───── DATA SHOWN

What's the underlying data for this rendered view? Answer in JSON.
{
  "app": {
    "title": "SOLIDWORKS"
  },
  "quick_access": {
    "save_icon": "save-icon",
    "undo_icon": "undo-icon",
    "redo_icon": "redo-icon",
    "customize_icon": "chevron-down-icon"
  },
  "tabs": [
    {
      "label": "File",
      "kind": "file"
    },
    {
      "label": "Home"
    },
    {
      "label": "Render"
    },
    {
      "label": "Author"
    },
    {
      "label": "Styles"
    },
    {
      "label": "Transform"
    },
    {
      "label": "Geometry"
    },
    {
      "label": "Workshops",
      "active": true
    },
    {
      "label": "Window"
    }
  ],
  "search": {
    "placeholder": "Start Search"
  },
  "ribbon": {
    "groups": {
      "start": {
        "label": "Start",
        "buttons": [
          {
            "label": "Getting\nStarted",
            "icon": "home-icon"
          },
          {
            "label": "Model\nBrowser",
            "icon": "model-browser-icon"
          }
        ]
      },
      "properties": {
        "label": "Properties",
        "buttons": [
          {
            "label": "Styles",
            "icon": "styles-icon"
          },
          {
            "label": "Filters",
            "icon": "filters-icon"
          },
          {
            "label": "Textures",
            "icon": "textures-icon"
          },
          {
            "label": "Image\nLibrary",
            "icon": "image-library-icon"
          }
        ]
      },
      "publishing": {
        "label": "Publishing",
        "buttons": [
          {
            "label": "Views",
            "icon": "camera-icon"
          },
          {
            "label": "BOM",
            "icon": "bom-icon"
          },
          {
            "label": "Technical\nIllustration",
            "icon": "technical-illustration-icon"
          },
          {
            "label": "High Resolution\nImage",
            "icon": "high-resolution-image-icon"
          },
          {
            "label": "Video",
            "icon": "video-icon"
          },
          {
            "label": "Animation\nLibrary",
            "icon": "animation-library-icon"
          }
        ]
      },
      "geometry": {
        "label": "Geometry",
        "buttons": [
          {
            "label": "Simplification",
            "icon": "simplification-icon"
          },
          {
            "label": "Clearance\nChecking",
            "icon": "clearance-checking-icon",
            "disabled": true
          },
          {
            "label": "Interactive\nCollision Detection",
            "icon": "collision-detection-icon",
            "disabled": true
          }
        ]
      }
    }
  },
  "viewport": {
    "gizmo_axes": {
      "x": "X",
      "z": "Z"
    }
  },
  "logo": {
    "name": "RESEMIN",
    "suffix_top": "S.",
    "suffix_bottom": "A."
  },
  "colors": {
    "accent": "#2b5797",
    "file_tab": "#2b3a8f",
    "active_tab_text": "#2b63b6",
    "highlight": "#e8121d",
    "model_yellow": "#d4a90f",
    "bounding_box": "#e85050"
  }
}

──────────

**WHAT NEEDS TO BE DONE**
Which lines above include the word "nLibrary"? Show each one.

**ANSWER BOX**
            "label": "Image\nLibrary",
            "label": "Animation\nLibrary",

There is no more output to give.